Machines and moving structures
Complete designs for moving structures and demanding tools, with code and certification requirements
Huygens Engineers integrates mechanical design with sensor choices, actuation, thermal design, sealing aspects and fluid interaction. We often work in multidisciplinary teams with clients, knowledge institutes and suppliers. Huygens Engineers provides complete designs for moving structures and demanding tools, often with code and certification requirements. 3D modelling, 2D machine prints, analysis and documentation are all done in house.
“From concept design to technical specification, detailed design to a first prototype"
Special welding tool for UHMWPE
For the welding of UHMWPE for a specific application, Huygens Engineers developed an assembly method and designed a mobile welder that involves very little labour. An extensive process was initiated for the preliminary design, and the strength distribution of the realised welds was carefully mapped.
Prestressing of cutting blades for plastic modules
Huygens Engineers designed a cutting machine for plastic modules. This machine uses various blades with very thin blades (with thicknesses of only 0.6 mm on average) in order to cut the plastic cleanly without material breakage. To prevent buckling of the thin steel, the blades are pre-stressed using a specialised holder. A very strong frame was required to position and clamp the blades. A pre-stress of 30 kN combined with a clamping tension of 300 kN causes the cutting force to reach an impressive 10 kN. The holder has five blades of various sizes, each with a different pre-stress. The blades are tightly prestressed and clamped using bolts. The prestressing tool is designed according to the poka-yoke principle: each part can only be inserted in one way, and all bolts can be tightened to the proper torque with a conventional torque wrench.
For the tidal turbines in the Afsluitdijk, Huygens Engineers designed a steel suspension structure. The construction could not be anchored in the existing, brick structure. We had to spread the forces to meet the local maximum pressure requirements of Rijkswaterstaat. As the turbines cause irregular loads, related to the rotational speed, their natural frequency plays an important part in the design of the frame.
The client also wanted to investigate the damping phenomena caused by the water, for which they needed to be able to adjust the natural frequency of the suspension structure.

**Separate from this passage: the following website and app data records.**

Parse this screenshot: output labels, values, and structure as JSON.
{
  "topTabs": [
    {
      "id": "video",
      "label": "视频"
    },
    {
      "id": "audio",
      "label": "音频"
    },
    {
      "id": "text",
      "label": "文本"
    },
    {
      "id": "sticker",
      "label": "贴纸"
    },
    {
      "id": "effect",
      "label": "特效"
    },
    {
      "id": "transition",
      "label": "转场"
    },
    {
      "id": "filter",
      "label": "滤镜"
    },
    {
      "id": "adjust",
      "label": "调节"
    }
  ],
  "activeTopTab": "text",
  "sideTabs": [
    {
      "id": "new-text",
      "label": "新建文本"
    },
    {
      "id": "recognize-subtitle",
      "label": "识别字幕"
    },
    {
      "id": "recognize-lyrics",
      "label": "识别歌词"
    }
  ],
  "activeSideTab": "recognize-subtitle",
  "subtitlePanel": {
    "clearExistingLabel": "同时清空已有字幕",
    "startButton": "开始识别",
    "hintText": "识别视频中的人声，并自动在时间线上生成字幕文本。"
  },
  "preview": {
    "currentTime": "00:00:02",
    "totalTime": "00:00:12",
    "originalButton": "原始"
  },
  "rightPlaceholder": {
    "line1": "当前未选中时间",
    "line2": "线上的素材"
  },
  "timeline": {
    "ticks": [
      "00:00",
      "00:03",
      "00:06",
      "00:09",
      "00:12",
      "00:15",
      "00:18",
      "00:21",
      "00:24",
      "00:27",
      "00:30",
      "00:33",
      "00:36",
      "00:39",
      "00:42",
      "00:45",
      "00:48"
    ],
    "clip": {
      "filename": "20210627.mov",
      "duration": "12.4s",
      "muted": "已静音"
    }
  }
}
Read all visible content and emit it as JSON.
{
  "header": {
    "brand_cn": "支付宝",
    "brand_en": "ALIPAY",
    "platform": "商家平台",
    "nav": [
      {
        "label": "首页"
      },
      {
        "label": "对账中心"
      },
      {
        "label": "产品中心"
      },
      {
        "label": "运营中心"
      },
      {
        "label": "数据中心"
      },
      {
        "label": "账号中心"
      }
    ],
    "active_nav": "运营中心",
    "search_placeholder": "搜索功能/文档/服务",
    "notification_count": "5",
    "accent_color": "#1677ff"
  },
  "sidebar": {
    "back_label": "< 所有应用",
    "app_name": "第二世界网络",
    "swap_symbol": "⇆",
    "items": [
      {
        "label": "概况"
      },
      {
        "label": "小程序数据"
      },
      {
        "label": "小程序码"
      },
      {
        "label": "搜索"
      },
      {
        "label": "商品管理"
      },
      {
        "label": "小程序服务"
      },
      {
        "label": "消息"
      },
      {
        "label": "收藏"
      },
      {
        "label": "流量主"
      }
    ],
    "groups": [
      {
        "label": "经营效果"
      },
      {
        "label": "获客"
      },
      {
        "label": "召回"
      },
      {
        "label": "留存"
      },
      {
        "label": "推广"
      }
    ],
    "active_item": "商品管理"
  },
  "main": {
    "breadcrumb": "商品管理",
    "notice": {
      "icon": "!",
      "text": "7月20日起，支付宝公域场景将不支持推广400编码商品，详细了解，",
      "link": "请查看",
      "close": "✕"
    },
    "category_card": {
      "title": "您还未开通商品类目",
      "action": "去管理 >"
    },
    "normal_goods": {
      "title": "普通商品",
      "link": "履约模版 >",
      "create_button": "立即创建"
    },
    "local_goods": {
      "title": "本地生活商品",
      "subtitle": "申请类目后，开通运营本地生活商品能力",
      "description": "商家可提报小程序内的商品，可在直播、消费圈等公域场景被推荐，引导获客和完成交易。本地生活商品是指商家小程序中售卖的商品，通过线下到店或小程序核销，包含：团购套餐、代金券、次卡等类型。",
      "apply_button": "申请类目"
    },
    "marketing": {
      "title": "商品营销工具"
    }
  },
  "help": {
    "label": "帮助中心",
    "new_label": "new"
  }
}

We were able to vary the stiffness and therefore also the natural frequency thanks to a modular approach to the structure. Huygens Engineers carried out the entire project, from concept design to delivery. We converted the design into 2D working drawings, sought and instructed suppliers for the hydraulics of the construction and were involved in the production process and installation.
Mobile hoisting and maintenance tool for tidal turbines
A mobile handling and maintenance access tool was sought for the tidal turbines at the Oosterschel-dekering. These are 15-tonne turbines suspended beneath a site road and must be accessible for periodic maintenance work. In extreme cases, the turbines also require transport to a workshop. The space between the concrete elements makes it possible to get next to the turbines via a metal structure from a concrete upper beam. However, this same tight space also imposes significant limitations on the maximum size of the metal beams of the mobile hoisting structure.
For this, Huygens Engineers created the concept and detailed design for a foldable tool that can reach, hoist and transport the turbines. This metal tool is compact enough to be transported by a single truck. As the local force on the concrete structures during the hoisting must remain within specific limits, the tool rests on the arm and suspension structure of the turbine on one side and on the upper side of the concrete structure on the other side. The turbine can be lifted using a winch and pulleys attached to an overhead beam of the tool.
The structure was designed in compliance with the EN codes for cranes. All requirements for tension levels and safety factors were met. We validated the structure via FEM in various load scenarios to demonstrate that it meets safety requirements. In addition, after careful consideration for ease of use, we worked out the design into workshop drawings. The tool can be stored in the hall of the workshop.